I wondered where we were going as we marched out of the city of Morbus; but I was soon to discover, for at the first of the outer villages that we came to, the Third Jed demanded its surrender, and announced that he was the Jeddak of Morbus. He swore the officers and warriors into his service, promoted many of the former, promised increased rations to the latter, left a dwar to represent him and marched on to new conquests.
Nowhere did he meet with opposition, and in three days he had conquered all of the island of Morbus except the city itself. The dwars he left behind organized the local warriors to oppose any force that might be sent out by the six jeds remaining in command of the city, but during those three days no army marched out of Morbus to contest the right of the new jeddak to rule.
On the fifth day we marched back to a large village on the coast, near the city; and here Ay-mad, Jeddak of Morbus, established his capital. This is the name he took, the literal translation of which is One-man, or Number One Man, or First Man. Anyway, he was head man; and I think that of all the seven jeds he was best fitted to be jeddak. He had a physique and face suited to his new role, and he possessed one of the best brains of any of the hormads that I had knowledge of.
Of course all that had happened seemed at the time to have placed me in an utterly hopeless position.
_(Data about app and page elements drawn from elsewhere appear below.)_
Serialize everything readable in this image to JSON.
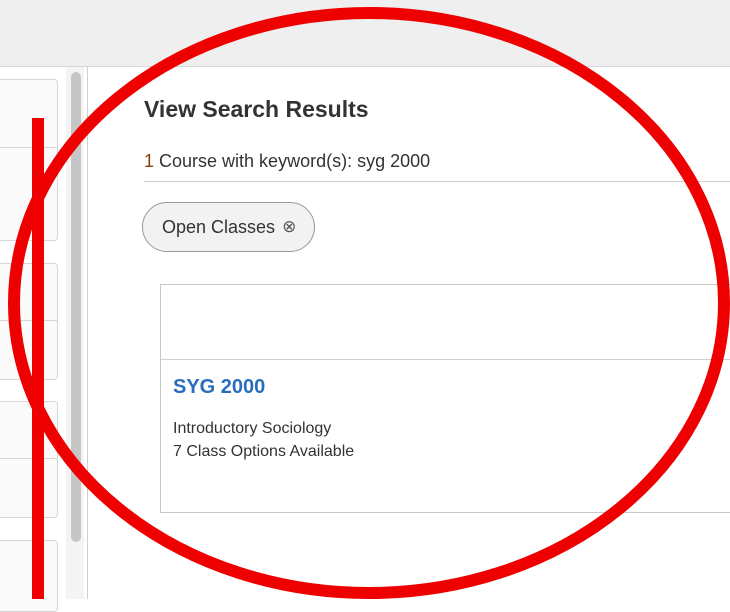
{
  "results": {
    "title": "View Search Results",
    "count": "1",
    "summary_text": " Course with keyword(s): syg 2000"
  },
  "filters": [
    {
      "label": "Open Classes",
      "close_glyph": "⊗"
    }
  ],
  "courses": [
    {
      "code": "SYG 2000",
      "title": "Introductory Sociology",
      "options": "7 Class Options Available"
    }
  ],
  "colors": {
    "accent_link": "#2a6ebb",
    "count_highlight": "#8a3a10",
    "annotation_red": "#ee0000"
  }
}
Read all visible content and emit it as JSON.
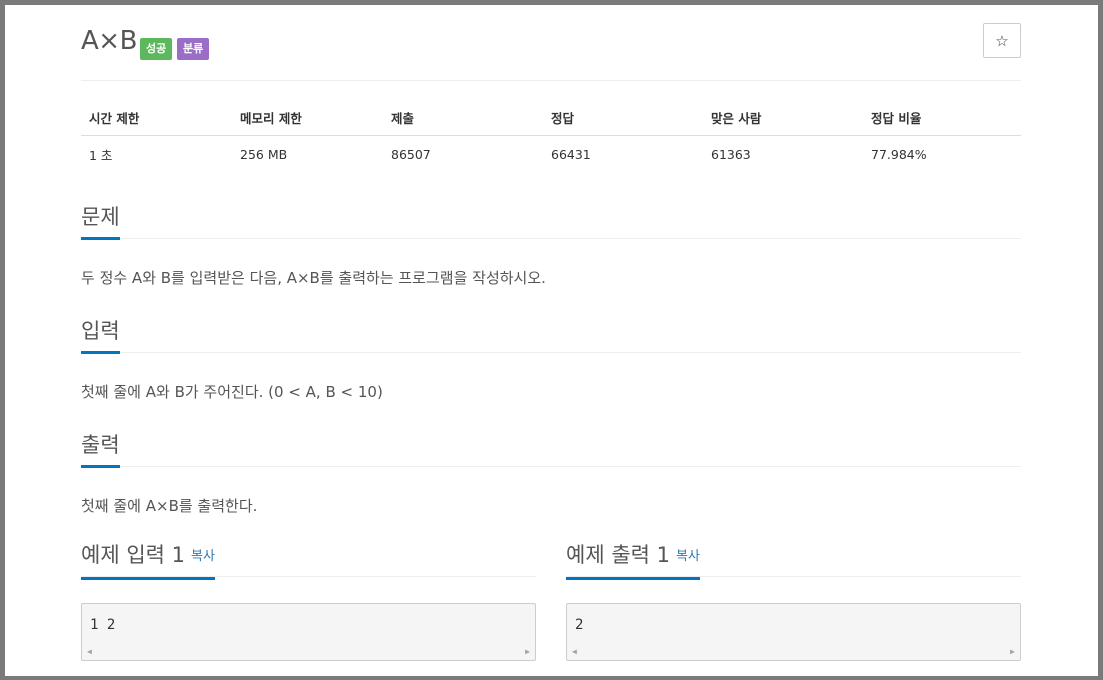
{
  "problem": {
    "title": "A×B",
    "badges": {
      "success": "성공",
      "category": "분류"
    },
    "star_icon": "☆"
  },
  "stats": {
    "headers": [
      "시간 제한",
      "메모리 제한",
      "제출",
      "정답",
      "맞은 사람",
      "정답 비율"
    ],
    "values": [
      "1 초",
      "256 MB",
      "86507",
      "66431",
      "61363",
      "77.984%"
    ]
  },
  "sections": {
    "description": {
      "title": "문제",
      "text": "두 정수 A와 B를 입력받은 다음, A×B를 출력하는 프로그램을 작성하시오."
    },
    "input": {
      "title": "입력",
      "text": "첫째 줄에 A와 B가 주어진다. (0 < A, B < 10)"
    },
    "output": {
      "title": "출력",
      "text": "첫째 줄에 A×B를 출력한다."
    }
  },
  "samples": {
    "input": {
      "title": "예제 입력 1",
      "copy": "복사",
      "content": "1 2"
    },
    "output": {
      "title": "예제 출력 1",
      "copy": "복사",
      "content": "2"
    }
  },
  "colors": {
    "accent": "#0076c0",
    "success": "#5cb85c",
    "category": "#9b6dc6",
    "link": "#2c7bb6"
  }
}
Janai was in the city beyond any hope of my succoring her. I was separated from The Warlord and from Ras Thavas. I was only a poor hormad without influence or position. I could do nothing, and by now I must have been so well known in the city that I could not possibly enter it surreptitiously. My hideous features must by this time have become all too well known to the followers of the six jeds to permit me the slightest hope of entering the city unrecognized.
When we finally encamped in the new capital of Ay-mad I threw myself upon the ground with my fellow hormads and awaited the issuance of the slimy animal tissue that was our principal reward for the conquests we had made. It satisfied most of the poor, moronic, half-witted creatures who were my comrades; but it did not satisfy me. I was endowed with more brains, more ability, more experience, more physical strength than any of them. I was by far a better man than the jeddak himself; and yet I was only a hideous, malformed hormad that no self-respecting calot would associate with. I was thus occupied with self-pity when an officer came calling my name aloud. I stood up.
“I am Tor-dur-bar,” I said.
“Come with me,” he said. “The Jeddak has sent for you.”
I accompanied him to where the Jeddak and all his principal officers were gathered, wondering what new task Ay-mad had conceived for the testing of my enormous strength, for I could not believe that he wished to see me for any other purpose. I had acquired the typical inferiority of a true hormad.
They had fixed up a sort of a dais and throne for Ay-mad, and he sat there like a regular jeddak with his officers grouped around him.
“Approach, Tor-dur-bar!” he commanded, and so I came forward and stood before the throne. “Kneel,” he said, and I kneeled, for I was only a poor hormad. “More than to any other the victory that we won in the council chamber in Morbus was due to you,” he said.
“You not only have the strength of many men, but you have intelligence. Because of these things I appoint you a dwar, and when we enter Morbus in victory you may select the body of any red man there and I will command Ras Thavas to transfer your brain to it.”
So I was a dwar. I thanked Ay-mad, and joined the other dwars clustered about him. They all had the bodies of red men. How many of them had hormad brains, I did not know. I was the only dwar with the body of a hormad. I might, as far as I knew, be the only one with the brains of a human being.